### Material provided
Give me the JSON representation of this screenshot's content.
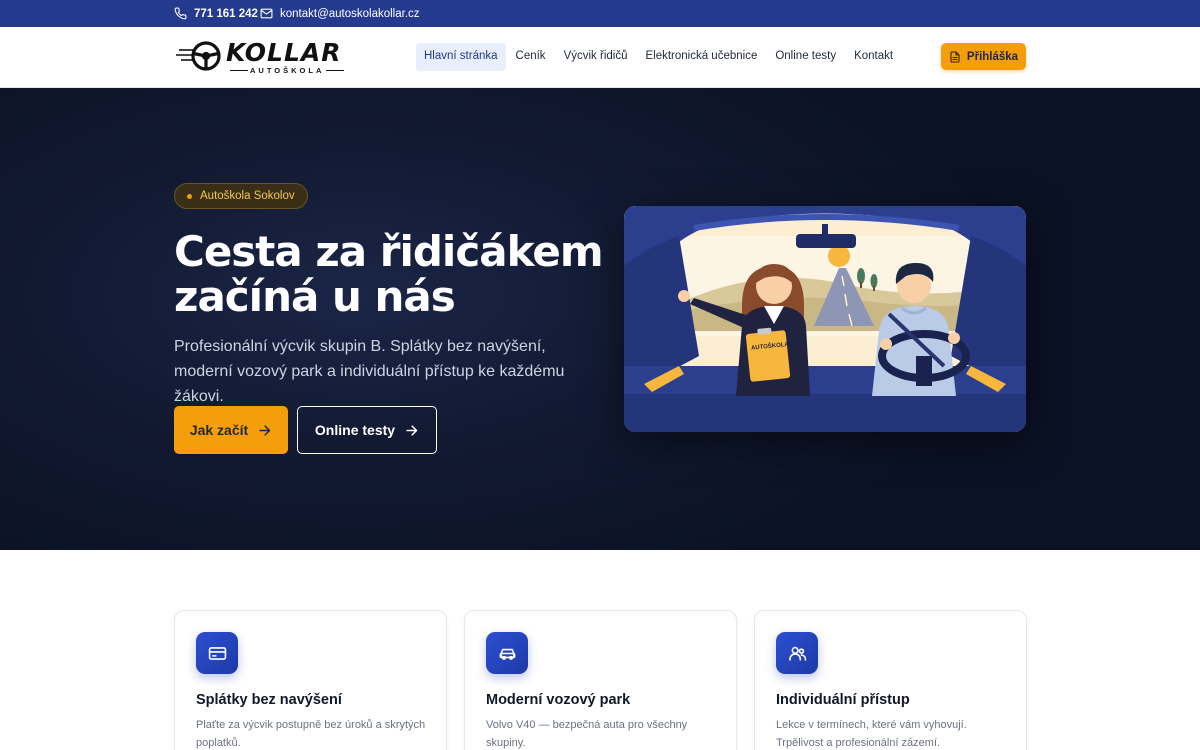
{
  "topbar": {
    "phone": "771 161 242",
    "email": "kontakt@autoskolakollar.cz",
    "background": "#233a8f"
  },
  "logo": {
    "brand": "KOLLAR",
    "subtitle": "AUTOŠKOLA"
  },
  "nav": {
    "items": [
      {
        "label": "Hlavní stránka",
        "active": true
      },
      {
        "label": "Ceník",
        "active": false
      },
      {
        "label": "Výcvik řidičů",
        "active": false
      },
      {
        "label": "Elektronická učebnice",
        "active": false
      },
      {
        "label": "Online testy",
        "active": false
      },
      {
        "label": "Kontakt",
        "active": false
      }
    ],
    "cta_label": "Přihláška"
  },
  "hero": {
    "badge": "Autoškola Sokolov",
    "title_line1": "Cesta za řidičákem",
    "title_line2": "začíná u nás",
    "description": "Profesionální výcvik skupin B. Splátky bez navýšení, moderní vozový park a individuální přístup ke každému žákovi.",
    "primary_button": "Jak začít",
    "secondary_button": "Online testy",
    "illustration_sign": "AUTOŠKOLA"
  },
  "features": [
    {
      "icon": "credit-card-icon",
      "title": "Splátky bez navýšení",
      "description": "Plaťte za výcvik postupně bez úroků a skrytých poplatků."
    },
    {
      "icon": "car-icon",
      "title": "Moderní vozový park",
      "description": "Volvo V40 — bezpečná auta pro všechny skupiny."
    },
    {
      "icon": "users-icon",
      "title": "Individuální přístup",
      "description": "Lekce v termínech, které vám vyhovují. Trpělivost a profesionální zázemí."
    }
  ],
  "colors": {
    "accent": "#f59e0b",
    "primary": "#233a8f",
    "hero_bg": "#0f172a"
  }
}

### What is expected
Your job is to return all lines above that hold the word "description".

### Response area
    "description": "Profesionální výcvik skupin B. Splátky bez navýšení, moderní vozový park a individuální přístup ke každému žákovi.",
      "description": "Plaťte za výcvik postupně bez úroků a skrytých poplatků."
      "description": "Volvo V40 — bezpečná auta pro všechny skupiny."
      "description": "Lekce v termínech, které vám vyhovují. Trpělivost a profesionální zázemí."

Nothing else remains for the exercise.